→ Problem description: Could you report every line from the entries that includes the word "پیشخوان"?

(Interface dataset entries)
▬▬▬

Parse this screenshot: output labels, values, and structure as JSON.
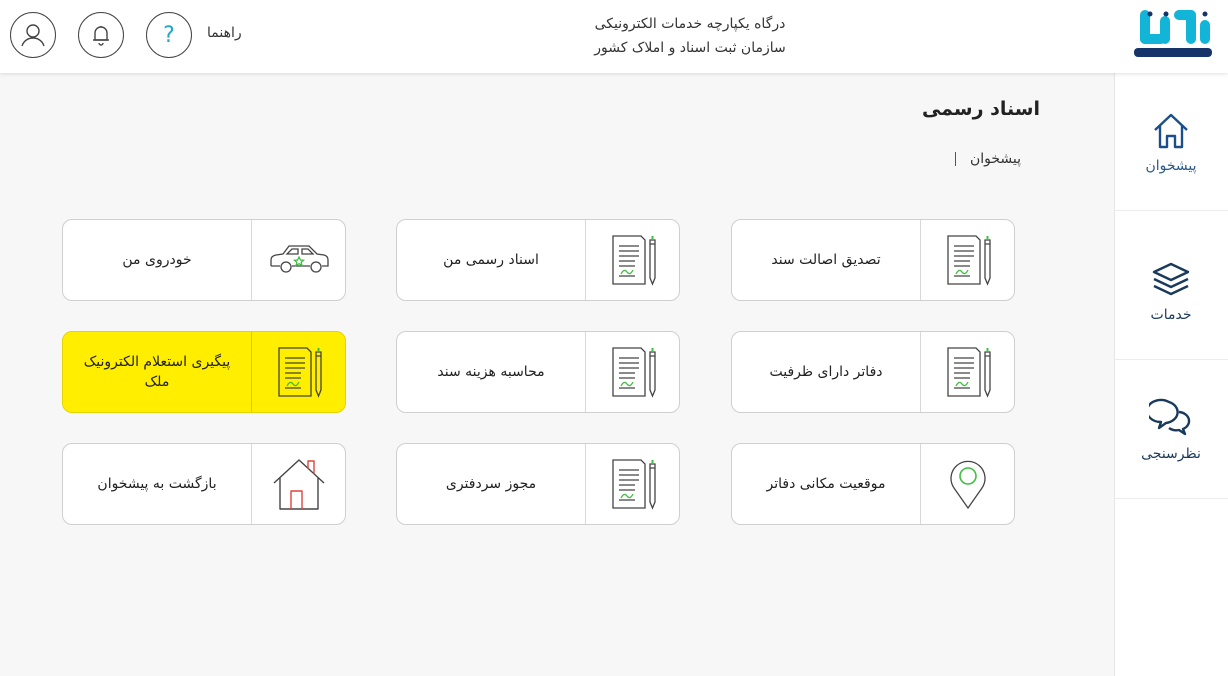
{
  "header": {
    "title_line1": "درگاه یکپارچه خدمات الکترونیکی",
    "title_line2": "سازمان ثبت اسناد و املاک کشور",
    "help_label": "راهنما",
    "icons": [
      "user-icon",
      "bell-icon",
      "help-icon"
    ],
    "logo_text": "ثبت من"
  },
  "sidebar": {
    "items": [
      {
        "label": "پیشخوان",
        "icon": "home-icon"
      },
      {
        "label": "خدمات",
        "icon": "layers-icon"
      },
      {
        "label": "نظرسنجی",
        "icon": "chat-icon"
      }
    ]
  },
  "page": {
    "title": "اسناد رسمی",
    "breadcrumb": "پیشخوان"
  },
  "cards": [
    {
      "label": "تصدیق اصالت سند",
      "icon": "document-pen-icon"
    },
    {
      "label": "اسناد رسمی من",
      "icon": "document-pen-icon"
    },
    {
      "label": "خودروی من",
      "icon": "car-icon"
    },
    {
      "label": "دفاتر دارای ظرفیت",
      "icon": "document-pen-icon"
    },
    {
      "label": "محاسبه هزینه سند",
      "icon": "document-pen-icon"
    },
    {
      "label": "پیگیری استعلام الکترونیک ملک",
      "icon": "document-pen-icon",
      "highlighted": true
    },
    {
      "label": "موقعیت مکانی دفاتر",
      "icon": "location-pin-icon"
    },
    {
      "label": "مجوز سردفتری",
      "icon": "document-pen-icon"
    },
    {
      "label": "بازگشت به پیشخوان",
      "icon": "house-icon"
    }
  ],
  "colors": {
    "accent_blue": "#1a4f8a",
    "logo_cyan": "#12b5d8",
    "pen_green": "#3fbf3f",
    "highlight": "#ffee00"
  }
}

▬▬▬

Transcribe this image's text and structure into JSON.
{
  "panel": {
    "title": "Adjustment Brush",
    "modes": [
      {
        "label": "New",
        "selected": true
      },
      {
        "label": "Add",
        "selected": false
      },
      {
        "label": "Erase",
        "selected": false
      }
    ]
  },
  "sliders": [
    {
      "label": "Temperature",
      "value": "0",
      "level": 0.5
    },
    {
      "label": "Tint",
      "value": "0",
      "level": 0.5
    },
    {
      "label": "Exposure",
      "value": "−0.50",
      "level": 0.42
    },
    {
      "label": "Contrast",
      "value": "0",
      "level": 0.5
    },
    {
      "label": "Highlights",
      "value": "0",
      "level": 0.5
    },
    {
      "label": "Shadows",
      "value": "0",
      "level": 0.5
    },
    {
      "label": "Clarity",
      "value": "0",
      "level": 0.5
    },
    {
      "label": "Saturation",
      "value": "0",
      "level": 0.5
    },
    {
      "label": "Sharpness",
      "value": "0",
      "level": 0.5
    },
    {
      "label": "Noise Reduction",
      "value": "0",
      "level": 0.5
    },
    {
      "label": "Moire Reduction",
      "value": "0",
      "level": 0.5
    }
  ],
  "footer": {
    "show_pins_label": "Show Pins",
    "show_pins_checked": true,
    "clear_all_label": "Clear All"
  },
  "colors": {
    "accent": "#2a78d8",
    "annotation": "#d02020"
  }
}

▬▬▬

→ Written response:
        "label": "پیشخوان",
    "breadcrumb": "پیشخوان"
      "label": "بازگشت به پیشخوان",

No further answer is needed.